→ Source material:
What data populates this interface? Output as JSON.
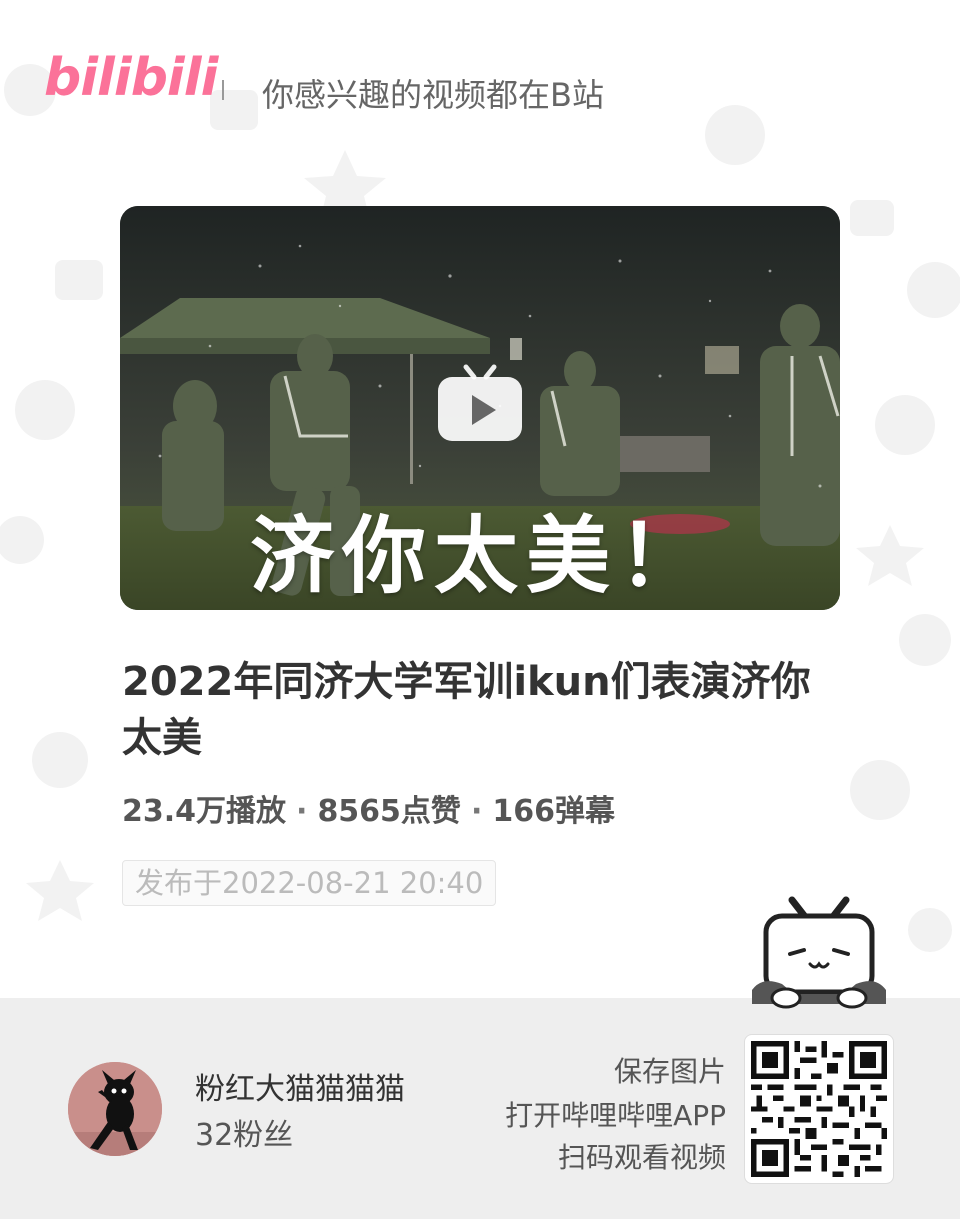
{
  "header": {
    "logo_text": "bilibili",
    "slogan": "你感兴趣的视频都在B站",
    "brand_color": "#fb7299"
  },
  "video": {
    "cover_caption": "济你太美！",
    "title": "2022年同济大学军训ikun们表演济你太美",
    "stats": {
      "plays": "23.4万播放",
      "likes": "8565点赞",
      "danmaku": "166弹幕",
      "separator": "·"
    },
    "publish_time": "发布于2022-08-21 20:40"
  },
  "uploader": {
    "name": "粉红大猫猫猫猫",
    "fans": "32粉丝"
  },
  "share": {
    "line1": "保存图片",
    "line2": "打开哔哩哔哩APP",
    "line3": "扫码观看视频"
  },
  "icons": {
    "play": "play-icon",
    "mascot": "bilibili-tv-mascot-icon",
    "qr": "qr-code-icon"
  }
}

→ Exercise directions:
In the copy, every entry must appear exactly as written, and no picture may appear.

→ Response to the task:
What data populates this interface? Output as JSON.
{
  "header": {
    "logo_text": "bilibili",
    "slogan": "你感兴趣的视频都在B站",
    "brand_color": "#fb7299"
  },
  "video": {
    "cover_caption": "济你太美！",
    "title": "2022年同济大学军训ikun们表演济你太美",
    "stats": {
      "plays": "23.4万播放",
      "likes": "8565点赞",
      "danmaku": "166弹幕",
      "separator": "·"
    },
    "publish_time": "发布于2022-08-21 20:40"
  },
  "uploader": {
    "name": "粉红大猫猫猫猫",
    "fans": "32粉丝"
  },
  "share": {
    "line1": "保存图片",
    "line2": "打开哔哩哔哩APP",
    "line3": "扫码观看视频"
  },
  "icons": {
    "play": "play-icon",
    "mascot": "bilibili-tv-mascot-icon",
    "qr": "qr-code-icon"
  }
}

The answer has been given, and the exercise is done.